September 2011


Visual effects veteran and innovator John Gaeta says he can’t show you everything he and his team at the recently unveiled Float Hybrid is currently working on.

But the stuff he can show you includes some of the most interesting uses of the Kinect’s motion-sensing technology yet, and represents the tip of what Gaeta says will be possible with the advanced motion-sensing technology of the future.

Gaeta, who is best known for his graphical effects work on movies like The Matrix trilogy, says he’s been interested in branching out into interactive media for quite some time.

Float Hybrid was not established as a game developer — Gaeta says the company “did not begin with a mandate to do anything in particular,” but was created as a place to explore how to “create more depth to an interactive experience overall.”

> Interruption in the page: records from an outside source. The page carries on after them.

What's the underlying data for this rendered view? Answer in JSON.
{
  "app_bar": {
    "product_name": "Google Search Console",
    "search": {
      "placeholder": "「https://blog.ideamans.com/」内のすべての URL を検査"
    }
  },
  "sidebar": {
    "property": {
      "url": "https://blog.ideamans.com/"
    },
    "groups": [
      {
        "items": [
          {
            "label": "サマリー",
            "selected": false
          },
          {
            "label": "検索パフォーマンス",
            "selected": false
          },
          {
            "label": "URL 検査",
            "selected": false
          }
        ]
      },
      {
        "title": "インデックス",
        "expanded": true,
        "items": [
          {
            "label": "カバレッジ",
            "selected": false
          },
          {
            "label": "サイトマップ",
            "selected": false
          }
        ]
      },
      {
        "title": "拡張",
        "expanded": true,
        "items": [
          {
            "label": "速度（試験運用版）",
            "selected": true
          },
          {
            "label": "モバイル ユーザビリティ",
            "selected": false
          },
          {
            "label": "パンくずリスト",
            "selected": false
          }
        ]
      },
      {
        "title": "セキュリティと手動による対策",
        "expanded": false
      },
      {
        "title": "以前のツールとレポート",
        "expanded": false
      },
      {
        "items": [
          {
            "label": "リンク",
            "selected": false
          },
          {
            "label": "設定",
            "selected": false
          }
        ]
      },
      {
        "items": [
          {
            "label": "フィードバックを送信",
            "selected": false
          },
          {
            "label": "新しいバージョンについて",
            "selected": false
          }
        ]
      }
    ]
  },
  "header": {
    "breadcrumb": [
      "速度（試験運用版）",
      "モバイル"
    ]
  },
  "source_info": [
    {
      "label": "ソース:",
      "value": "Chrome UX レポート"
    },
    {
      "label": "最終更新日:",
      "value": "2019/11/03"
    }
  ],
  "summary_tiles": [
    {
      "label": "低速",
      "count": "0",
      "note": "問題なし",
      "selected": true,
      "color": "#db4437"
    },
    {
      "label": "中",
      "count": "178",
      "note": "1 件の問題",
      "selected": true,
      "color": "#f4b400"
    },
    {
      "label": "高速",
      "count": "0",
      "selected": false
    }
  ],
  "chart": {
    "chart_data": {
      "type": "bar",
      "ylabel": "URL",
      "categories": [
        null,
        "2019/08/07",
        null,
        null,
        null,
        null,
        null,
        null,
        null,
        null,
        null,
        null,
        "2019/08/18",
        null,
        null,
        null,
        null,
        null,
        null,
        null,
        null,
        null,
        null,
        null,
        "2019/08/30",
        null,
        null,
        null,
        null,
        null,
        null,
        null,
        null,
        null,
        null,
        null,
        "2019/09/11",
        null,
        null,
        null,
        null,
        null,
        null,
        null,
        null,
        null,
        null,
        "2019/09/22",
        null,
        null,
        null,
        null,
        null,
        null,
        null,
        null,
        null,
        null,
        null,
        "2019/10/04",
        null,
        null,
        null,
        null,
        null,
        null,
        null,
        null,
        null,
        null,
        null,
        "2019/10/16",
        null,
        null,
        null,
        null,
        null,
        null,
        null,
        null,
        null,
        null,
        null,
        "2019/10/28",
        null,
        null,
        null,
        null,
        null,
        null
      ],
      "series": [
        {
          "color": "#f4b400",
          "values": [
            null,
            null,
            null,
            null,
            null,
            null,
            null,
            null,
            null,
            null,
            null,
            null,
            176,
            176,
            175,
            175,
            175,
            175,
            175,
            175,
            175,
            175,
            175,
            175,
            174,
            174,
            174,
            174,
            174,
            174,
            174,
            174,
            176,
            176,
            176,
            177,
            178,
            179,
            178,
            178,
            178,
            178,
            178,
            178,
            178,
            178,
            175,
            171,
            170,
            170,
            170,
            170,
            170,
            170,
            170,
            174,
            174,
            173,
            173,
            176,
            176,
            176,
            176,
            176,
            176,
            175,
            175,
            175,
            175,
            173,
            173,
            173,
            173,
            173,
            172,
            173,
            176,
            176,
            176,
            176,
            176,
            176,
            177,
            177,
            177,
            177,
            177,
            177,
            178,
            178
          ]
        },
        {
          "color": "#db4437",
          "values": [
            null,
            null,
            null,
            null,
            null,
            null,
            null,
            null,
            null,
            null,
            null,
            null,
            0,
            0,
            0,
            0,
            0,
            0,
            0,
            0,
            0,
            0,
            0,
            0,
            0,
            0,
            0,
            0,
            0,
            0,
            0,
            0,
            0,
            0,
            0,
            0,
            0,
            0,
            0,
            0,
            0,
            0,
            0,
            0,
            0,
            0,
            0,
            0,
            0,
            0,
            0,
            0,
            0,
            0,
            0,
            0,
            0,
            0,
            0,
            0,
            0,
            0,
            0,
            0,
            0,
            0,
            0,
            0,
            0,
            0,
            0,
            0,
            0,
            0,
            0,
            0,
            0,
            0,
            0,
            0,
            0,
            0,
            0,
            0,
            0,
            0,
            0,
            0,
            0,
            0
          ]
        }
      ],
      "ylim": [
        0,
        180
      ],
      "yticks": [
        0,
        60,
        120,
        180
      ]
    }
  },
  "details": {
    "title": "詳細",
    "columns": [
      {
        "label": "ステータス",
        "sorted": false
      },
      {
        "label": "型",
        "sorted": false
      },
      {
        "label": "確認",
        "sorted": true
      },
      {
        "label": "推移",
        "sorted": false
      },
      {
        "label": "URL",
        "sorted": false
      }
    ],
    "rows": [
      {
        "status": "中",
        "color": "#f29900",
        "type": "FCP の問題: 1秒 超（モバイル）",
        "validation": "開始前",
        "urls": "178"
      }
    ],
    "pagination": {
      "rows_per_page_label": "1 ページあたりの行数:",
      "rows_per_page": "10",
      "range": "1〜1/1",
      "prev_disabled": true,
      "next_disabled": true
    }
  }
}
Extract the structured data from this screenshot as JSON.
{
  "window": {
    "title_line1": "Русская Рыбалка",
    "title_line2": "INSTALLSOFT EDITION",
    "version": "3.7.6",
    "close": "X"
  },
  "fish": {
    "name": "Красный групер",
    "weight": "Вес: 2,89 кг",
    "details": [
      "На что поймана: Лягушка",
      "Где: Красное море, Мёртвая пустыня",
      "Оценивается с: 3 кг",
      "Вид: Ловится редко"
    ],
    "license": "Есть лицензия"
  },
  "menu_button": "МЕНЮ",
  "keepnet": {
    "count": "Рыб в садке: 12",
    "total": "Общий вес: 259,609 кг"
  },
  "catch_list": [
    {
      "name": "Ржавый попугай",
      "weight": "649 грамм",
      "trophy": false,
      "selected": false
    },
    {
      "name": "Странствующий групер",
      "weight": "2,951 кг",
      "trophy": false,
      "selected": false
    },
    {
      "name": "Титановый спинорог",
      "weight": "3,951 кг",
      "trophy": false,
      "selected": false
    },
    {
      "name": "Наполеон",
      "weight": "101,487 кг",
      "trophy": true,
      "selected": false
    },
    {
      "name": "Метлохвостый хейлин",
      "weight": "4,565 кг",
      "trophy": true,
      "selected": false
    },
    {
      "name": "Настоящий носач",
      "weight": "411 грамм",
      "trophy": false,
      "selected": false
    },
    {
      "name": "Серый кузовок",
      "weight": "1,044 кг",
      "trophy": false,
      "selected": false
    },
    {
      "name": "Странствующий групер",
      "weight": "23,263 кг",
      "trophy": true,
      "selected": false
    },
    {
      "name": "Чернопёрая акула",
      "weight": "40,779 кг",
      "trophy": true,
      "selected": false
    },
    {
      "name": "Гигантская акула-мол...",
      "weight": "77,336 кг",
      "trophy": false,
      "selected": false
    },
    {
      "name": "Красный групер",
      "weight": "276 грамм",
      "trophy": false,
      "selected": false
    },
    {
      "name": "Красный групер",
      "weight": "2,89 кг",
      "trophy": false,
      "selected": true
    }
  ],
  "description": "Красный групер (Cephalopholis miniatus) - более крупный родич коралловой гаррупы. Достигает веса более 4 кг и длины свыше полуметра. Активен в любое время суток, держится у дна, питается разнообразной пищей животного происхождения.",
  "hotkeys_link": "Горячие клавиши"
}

One of Float Hybrid’s main focuses, as shown in multiple demos on its YouTube channel, is letting players easily navigate and interact freely in 3D worlds using the Kinect.

For example, the Float Hybrid team has developed a system that allows players to guide an avatar freely using just the upper body — lean forward to move forward, back to move backward, or twist at the shoulders to turn. Float’s demos also show players using outstretched arms to aim and fire projectiles, both from first- and third-person perspectives, and even dueling over a network.

“Everything that you’re looking at can be done seated,” Gaeta says of the team’s control scheme. “One of the abilities of our company is we can scale and tune to a very refined amount of space and movement and still have fluid interaction. We can do everything sitting with minimal motion.”

(full article)


It’s almost a cliche at this point for makers of war-based shooting games to tout their titles’ “realism.” In general, this means the military uniforms and jargon will look and sound right, the guns will be rendered correctly down to the last shell casing, the war-torn villages will be based on real satellite maps, and so on.

But when it comes to realistically showing the human side of war, most war games come up short. They won’t bother much with the innocent civilian, caught under rubble from a rocket attack, clutching a photo of her lost child and begging for help.

They won’t focus on the embattled president sending a desperate rallying cry to his overwhelmed troops, or the few loyalist soldiers arguing about whether to flee or wait for reinforcements. They won’t linger on the scared little girl, looking out from a burned out shack to a city square littered with dead soldiers.

These are the kinds of scenes that will take center stage in Warco, an upcoming war game that’s less action movie and more documentary.

(full article)


Over the past two years, the PapayaMobile network has leveraged popular self-published games like PapayaFarm into a user base thatnow comprises over 25 million people.

But Papaya CEO Si Shen told Gamasutra in a recent interview the company “always wanted to be a platform instead of a gaming company.” So the company recently decided to stop publishing its own games, a decision Shen says separates it from competing mobile social networks.

“If you look at [DeNA's Mobage] and especially Gree, most of the revenue they make out of games come from their own games,” Shen pointed out. “That’s something that’s going to be very scary to the developers, because it’s not a fair play. You control all the distribution channels, and at the same time you’re also selling on the distribution channels.”

(full article)


I’m beginning to think Nintendo has swung like a pendulum from extreme over-confidence in the 3DS prior to its launch to extreme under-confidence in the system’s quality now that it’s actually available.

Think back to last summer, when the 3DS was the surprise hit of the 2010 E3 show. Press and analysts couldn’t stop marveling at the quality and simple wow-factor of the glasses-free stereoscopic 3D technology.

The impressive gimmick, combined with Nintendo’s unblemished track record in dominating the portable gaming market for decades, led many inside and outside Nintendo to think the 3DS would be as big or bigger than the insanely successful DS.

Fast forward to March, when initial sales for the 3DS came in much lower than expected worldwide. Nintendo’s first reaction, afteracknowledging the problem, was cutting the price by nearly a third much sooner than anyone expected, and offering a parcel of free, downloadable games by way of apology to early adopters.

The move may have been prudent, but coming from a company that was very recently arguing that consumers should be willing to spend extra money for “high-value” games, it’s a move that didn’t reflect confidence in the hardware.

Then came today’s revelation, via a Famitsu article, that Nintendo is planning to release an optional “expansion slide pad” attachment that adds a second slide pad along the right side of the system. It’s as if Nintendo is telling consumers, “Not only was the hardware we released a few months ago too expensive, but it’s also not well-suited to control today’s games as is. BUY IT TODAY!”

(full article)